Saturday, February 7, 2009
Interview: Edmund Mcmillen
You recently created a game with Tyler Glaiel titled AVGM. What was the inspiration for making that game?
AVGM is our take on games like World of Warcraft, that use abusive video game manipulation to get people to play them: Click a button for reward. The rewards take more time and effort as you progress, but you keep playing because you want to see whats next. Its a horrible way to manipulate people to play your games, but it's what sells.
It seems like it’s going to be a big year for Mcmillen games. There’s Super Meat Boy, No Quarter, and Spewer to name a few. How do you manage all of these projects?
Well, my schedule is usually get up at 10, work for about 2 hours at home, go to work with Alex (No Quarter and Gish 2). From 12 to 7 I get home and I spend some time with the wife, then from 10 to 1 I work more on my own stuff again. I try to only spend about 3-4 hours working on the weekends, but its not as hard to juggle them as you'd think. I'm trying to clear my plate though. Once Spewer and No Quarter are done I'll basically be open for only console development for the rest of the year.
Why did you start making games?
I was an animal control officer for about a year. I got fired and needed work. I was really set in conforming, just getting a real job, working, and not doing art for a living. I was always scared I'd grow to hate it and never be able to use it as a form of expression. I needed to make art to stay sane, so, it scared the shit out of me to think I could grow to hate it. I didn't have a real portfolio, so i started whoring myself out to people to get pieces for my portfolio. I got 2 jobs, one was as the cover artist for a local magazine, and the other was a freelance artist for a company called Chronic Logic. They made indie games. it was around that time I started working on a game called Cereus Peashy with Tom Fulp, and later Clubby The Seal with Rift. I was basically just doing box art and texture stuff (Chronic Logic). About a month in I pitched a game that would later be called Gish, a game about a physics based blob of black tar. And that's how I got started.
Before David Hellman jumped on the project, you designed the main protagonist in Braid. How was working with Jonathan Blow, and did you learn anything new from the experience?

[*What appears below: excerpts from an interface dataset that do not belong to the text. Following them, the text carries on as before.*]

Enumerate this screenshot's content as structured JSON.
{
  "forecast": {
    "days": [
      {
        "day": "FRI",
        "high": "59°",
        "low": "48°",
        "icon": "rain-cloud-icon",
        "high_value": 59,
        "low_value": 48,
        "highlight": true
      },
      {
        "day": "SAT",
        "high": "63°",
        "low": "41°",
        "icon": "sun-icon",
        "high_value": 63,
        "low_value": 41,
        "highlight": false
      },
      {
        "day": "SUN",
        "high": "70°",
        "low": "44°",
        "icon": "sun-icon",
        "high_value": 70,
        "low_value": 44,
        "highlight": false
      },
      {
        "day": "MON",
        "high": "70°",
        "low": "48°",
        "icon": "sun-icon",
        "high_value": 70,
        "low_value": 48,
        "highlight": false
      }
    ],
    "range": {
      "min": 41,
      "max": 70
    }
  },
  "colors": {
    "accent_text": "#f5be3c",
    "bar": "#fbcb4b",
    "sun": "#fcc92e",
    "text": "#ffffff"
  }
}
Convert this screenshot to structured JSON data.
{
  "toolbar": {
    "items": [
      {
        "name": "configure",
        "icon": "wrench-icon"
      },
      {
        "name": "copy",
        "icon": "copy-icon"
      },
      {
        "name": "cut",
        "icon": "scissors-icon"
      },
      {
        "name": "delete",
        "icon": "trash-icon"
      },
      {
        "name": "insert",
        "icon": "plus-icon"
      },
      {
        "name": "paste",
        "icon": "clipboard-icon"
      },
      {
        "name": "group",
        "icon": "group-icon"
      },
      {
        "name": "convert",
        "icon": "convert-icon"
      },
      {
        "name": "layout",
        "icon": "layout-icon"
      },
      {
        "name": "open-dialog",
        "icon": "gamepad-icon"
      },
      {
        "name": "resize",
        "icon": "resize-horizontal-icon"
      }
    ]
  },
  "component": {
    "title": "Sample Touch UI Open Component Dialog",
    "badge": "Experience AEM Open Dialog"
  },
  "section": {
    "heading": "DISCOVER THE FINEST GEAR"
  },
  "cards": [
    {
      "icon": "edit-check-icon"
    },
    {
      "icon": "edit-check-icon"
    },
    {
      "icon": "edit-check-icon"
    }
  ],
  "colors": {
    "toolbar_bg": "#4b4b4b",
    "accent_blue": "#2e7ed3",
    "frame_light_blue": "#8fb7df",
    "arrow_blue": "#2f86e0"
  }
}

Working with Jon was interesting. It seemed like he knew what he wanted but couldn't totally explain what it was because it was more like he knew how the character should "feel", but couldn't put the feeling into words, so there was a ton of trial and error in the designs. I ended up drawing all the characters about 50+ times each with slightly different sized noses and eyes till it was perfect. I learned more from playing the game then working with him. One of my biggest regrets in working on Braid was not really putting myself into my work. i didn't want to fuck his game up, so I stood back and just did what I was told. I wish I could say I had more to do with how things looked, but really I was just doing what Jon wanted. I just didn't want to fuck his game up so, I didn't want to push my own designs. But it was cool having worked on it, and Jon's a really cool guy.
In your blog, you posted about the issues of the IGF. Do you still feel the same way about that, and were there any nominated titles that you enjoyed?
Yeah, I still feel the same, and I'm still working with others who also feel the same way on a basic outline to pitch to the IGF later this year. I hope it might shed some light on things and fix a few of the issues a few of us have with the judging system.
The only games I've played so far this year are Dyson, Cortex Command, Between, Graveyard, Snap Shot, and You Have To Burn The Rope. The games this year seem okay... Nothing stands out to me as an AWESOME game like the past few years. I'm looking forward to playing Feist, and I also want to see how Night Game plays. From screenshots it looks a bit Gishy and I'm a sucker for games involving black balls with physics. I'm a huge fan of black balls.